A popular misconception about Africa is that it is a homogenous “dark continent”. Countries might have different names and fashion the typical red, yellow and green of their flags slightly differently. But otherwise the same. Sun, dust, corruption, flies, pot bellies, breasts, civil war and game. Africa.
Despite the obvious annoyances from hawkers, currency exchange “agents” and overloaded trucks I love border crossings in this region because I think they best undermine this notion. At these hectic junctions the world can change in the space of two hundred meters. This is most evident when crossing from English speaking Africa to francophone or Portuguese Africa.
This weekend I made my second venture into French speaking Togo, Ghana’s eastern neighbour. Having finished my stint with the TV station I headed off alone in search of some much needed rest and relaxation. Despite a fantastic six months the litter and traffic of Accra has worn me down. I spent Saturday on the Ghanaian side of the border in Keta, a small sinewy settlement strung along a sand bar separating the ocean from a shallow lagoon behind.
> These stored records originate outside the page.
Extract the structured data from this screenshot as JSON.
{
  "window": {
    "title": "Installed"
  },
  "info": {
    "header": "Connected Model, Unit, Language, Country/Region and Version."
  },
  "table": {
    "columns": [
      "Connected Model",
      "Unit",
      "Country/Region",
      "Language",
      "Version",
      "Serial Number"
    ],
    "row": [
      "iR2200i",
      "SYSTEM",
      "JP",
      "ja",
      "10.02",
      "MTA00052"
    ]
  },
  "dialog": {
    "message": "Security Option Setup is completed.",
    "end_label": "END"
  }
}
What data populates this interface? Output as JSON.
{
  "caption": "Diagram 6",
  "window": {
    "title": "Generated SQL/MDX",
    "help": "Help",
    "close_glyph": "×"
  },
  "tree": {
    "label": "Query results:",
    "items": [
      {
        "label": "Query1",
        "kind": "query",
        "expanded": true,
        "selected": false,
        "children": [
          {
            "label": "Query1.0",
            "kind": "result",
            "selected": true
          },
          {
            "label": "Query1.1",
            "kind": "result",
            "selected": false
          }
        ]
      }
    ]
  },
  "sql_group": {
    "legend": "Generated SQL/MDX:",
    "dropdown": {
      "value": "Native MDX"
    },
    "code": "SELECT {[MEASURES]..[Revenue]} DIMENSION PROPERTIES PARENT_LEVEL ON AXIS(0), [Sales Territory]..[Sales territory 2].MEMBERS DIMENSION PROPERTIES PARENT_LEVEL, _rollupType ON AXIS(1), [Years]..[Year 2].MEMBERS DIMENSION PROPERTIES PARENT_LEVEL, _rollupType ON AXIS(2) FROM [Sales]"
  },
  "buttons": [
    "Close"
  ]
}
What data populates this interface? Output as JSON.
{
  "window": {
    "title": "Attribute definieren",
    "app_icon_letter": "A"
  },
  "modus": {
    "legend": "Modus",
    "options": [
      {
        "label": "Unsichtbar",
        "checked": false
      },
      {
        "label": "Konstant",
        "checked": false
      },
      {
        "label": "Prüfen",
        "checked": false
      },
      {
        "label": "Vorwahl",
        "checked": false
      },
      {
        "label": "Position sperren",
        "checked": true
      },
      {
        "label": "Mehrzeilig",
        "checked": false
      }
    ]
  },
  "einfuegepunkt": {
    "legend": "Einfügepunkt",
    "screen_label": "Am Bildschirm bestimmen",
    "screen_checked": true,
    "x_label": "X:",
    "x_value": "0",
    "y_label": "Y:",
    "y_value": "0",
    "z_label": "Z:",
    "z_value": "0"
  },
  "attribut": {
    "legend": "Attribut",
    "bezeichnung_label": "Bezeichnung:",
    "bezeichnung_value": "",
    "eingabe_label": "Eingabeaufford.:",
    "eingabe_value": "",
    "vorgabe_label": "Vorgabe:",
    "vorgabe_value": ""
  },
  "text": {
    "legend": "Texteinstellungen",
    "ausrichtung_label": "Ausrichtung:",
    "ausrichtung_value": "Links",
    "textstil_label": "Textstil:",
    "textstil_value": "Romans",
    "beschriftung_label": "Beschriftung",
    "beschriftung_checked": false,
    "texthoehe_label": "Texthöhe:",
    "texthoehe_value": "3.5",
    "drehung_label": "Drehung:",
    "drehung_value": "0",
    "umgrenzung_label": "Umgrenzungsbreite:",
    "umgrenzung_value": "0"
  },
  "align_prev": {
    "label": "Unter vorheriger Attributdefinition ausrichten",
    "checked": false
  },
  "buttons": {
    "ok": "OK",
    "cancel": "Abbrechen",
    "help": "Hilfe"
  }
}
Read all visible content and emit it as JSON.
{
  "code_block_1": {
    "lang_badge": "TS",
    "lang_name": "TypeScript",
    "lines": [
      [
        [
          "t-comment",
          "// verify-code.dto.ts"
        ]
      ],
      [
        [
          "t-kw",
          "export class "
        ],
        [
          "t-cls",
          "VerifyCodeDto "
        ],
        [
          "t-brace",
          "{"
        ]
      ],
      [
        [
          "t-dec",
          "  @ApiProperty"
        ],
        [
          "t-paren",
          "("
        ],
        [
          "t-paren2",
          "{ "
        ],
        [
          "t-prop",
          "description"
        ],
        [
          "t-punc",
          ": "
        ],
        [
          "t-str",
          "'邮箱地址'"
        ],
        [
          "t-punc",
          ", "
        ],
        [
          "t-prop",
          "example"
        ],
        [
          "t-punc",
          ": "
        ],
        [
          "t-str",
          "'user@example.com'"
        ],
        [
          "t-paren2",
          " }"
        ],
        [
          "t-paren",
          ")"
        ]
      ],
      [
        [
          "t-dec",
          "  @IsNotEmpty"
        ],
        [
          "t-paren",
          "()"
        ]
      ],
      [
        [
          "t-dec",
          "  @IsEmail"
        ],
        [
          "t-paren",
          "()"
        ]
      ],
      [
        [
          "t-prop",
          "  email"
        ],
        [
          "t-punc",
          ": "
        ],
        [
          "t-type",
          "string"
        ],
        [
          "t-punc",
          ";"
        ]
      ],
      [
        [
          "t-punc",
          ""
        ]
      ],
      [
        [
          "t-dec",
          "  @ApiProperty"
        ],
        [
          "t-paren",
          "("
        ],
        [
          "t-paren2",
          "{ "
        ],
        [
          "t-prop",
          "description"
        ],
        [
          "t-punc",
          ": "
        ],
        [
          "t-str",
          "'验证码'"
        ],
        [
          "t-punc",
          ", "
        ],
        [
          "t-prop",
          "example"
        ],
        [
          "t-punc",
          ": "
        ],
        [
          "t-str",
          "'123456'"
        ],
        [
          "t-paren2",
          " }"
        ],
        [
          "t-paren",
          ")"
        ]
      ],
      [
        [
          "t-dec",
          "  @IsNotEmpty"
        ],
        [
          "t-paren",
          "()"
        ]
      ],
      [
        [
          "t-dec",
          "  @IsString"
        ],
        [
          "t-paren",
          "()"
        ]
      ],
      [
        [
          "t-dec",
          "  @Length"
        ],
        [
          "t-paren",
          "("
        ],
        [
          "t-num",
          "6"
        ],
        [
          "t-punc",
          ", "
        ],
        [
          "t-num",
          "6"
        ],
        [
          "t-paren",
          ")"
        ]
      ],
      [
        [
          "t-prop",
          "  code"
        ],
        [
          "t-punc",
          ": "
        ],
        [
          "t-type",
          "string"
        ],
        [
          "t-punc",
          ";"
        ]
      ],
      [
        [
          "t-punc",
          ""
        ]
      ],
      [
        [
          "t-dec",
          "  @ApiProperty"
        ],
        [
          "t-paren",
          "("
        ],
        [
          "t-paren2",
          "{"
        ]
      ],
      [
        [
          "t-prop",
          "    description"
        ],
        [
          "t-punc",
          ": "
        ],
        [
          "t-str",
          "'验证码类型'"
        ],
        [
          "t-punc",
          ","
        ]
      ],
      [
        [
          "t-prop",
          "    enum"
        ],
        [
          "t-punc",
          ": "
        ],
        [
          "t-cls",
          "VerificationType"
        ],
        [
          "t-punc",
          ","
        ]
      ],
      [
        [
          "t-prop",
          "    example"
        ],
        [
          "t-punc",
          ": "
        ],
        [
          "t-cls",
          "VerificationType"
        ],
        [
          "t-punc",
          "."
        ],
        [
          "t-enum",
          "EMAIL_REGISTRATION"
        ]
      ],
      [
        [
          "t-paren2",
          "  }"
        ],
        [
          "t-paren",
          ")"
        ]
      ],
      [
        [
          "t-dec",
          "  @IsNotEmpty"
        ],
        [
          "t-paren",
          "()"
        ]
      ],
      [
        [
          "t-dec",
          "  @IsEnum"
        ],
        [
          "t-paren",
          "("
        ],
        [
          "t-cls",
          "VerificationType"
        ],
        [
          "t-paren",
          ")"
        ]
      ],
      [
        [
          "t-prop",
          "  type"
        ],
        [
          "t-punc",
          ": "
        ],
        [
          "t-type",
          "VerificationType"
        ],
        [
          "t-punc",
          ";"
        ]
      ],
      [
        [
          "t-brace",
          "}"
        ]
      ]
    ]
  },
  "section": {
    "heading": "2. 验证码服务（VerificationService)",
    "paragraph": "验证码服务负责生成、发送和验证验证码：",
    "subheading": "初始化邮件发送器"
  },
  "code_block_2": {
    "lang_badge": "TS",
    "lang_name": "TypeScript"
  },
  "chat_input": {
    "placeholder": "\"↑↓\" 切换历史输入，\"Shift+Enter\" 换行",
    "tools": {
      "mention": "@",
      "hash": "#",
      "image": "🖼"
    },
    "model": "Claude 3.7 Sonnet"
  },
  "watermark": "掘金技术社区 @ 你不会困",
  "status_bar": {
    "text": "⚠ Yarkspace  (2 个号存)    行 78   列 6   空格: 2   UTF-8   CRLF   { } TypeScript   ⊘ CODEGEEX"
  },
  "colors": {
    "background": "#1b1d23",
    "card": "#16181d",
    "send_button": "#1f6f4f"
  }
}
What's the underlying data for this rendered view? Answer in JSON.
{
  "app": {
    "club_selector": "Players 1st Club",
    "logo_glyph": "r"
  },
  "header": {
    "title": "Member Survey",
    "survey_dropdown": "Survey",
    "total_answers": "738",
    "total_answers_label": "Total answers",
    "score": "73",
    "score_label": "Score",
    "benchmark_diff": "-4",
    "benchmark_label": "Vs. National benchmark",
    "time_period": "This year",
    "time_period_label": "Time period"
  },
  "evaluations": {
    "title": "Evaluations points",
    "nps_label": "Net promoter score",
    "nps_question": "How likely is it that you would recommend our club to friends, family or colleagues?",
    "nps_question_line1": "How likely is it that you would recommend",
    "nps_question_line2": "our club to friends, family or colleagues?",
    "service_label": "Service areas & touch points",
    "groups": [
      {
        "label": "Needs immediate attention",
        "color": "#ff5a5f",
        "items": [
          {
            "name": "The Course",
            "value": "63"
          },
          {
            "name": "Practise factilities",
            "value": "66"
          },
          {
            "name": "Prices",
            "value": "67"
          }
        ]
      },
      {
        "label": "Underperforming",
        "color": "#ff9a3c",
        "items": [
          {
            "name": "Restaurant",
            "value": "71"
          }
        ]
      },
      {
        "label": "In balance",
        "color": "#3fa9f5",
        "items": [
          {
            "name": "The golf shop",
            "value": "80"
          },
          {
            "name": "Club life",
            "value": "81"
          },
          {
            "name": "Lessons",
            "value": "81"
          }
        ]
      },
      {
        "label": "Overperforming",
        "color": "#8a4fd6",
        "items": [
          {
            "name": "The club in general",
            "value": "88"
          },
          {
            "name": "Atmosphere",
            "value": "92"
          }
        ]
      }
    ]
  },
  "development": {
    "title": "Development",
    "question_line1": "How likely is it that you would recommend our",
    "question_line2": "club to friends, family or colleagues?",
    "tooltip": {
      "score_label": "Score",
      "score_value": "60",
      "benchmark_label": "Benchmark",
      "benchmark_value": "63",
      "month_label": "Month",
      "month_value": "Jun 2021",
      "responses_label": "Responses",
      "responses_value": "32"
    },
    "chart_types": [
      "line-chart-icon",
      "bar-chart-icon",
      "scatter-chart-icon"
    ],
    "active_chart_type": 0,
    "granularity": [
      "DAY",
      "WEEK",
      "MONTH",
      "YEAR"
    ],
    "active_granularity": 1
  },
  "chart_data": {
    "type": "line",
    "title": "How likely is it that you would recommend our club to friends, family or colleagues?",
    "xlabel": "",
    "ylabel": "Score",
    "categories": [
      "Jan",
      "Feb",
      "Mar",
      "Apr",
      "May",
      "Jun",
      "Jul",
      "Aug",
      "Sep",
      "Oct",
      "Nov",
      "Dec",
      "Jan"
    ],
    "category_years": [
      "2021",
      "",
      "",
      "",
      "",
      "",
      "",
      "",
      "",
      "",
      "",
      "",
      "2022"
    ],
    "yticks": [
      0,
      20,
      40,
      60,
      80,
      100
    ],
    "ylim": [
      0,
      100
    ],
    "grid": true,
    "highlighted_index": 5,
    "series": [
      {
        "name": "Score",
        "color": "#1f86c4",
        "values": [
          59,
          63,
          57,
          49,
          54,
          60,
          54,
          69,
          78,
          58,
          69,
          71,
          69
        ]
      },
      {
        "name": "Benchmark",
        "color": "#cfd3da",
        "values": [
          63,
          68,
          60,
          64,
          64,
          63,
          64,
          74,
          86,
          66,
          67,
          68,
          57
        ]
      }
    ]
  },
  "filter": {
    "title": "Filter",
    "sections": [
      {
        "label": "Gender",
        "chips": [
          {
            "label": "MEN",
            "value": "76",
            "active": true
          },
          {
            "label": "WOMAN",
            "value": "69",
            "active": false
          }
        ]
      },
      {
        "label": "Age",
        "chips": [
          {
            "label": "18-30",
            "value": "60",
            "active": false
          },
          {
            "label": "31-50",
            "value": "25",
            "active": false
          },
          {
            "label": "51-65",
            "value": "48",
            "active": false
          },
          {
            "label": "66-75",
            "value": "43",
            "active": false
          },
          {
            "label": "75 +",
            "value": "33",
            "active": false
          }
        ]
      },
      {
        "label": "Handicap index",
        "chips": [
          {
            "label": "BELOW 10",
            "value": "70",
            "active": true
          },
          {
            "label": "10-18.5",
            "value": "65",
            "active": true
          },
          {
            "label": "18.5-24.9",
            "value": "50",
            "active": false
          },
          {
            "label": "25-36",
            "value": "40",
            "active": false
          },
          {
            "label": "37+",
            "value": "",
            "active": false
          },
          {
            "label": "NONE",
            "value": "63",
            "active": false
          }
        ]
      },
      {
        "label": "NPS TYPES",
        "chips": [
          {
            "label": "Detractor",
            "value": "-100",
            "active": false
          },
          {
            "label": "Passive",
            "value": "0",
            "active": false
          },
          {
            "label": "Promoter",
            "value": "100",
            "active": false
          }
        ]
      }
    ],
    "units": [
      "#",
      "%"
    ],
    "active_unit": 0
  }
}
In its day Keta is supposed to have been a highlight for backpackers. However due to the ravages of a rising sea and retreating coastline much of it is now submerged out to sea. Only a third of the old Danish fort remains and an atmosphere of gloom surrounds the dwindling community. With the exception of a rotund Ghanaian businessman I spent the night in the 1960’s concrete Keta beach hotel alone. Depressing. I headed for Togo first thing on Sunday morning.
The border crossing is 40 miles further eastwards along the coast. Thanks to belated efforts at redeveloping the area the road out of Keta is exceptional and initially my TroTro was rattling on at a decent speed. However ten miles before the border the tar runs out and the paced slows as my back and the aging suspension have to contend with a rutted read earth road. Dust is everywhere and road side shacks, houses and schools are covered in a rusty haze as we pass.
Like Keta, Afloa is stretched along the road leading to and from the border crossing. Along with phone credit, water and nick-naks the street vendors sell Ghanaian staples; Banku, Watchi and Fufu. Bulky and unremarkable starches. To the north of the town is a mangrove swamp whilst the ocean marks the town’s southern extremity. A dirty unremarkable town. Impossibly however, peaking just above the rural skyline is a series of multistory hotels.
Thanks to the Treaty of Versailles in 1919 which deprived Germany of its African Colonial possessions German Togoland was divided between France and Britain and new border was drawn clumsily on the edge of the capital. Today downtown Lome, the seat of seat of government in Togo is only a few hundred meters from rural Ghana.
Immediately as you step foot in Togo you are on the main beach drag in the city. Aflao and Ghana is at once left behind. No Banku but rather baguettes. No Tro-tros but rather a fleet of motorbike taxis. Behind dirt and litter. In front a tarred coastal strip flanked on one side by shops and restaurant and on the other a pristine golden beach.
The beach is not a boundary or a public toilet like in Accra but the heartbeat of the city. Toddlers run in and out of the waves on the shore line, teenagers play football further in whilst old men in trilby hats sit under the palms watching the world go by.
“Africa. Its all the same isn’t it!?”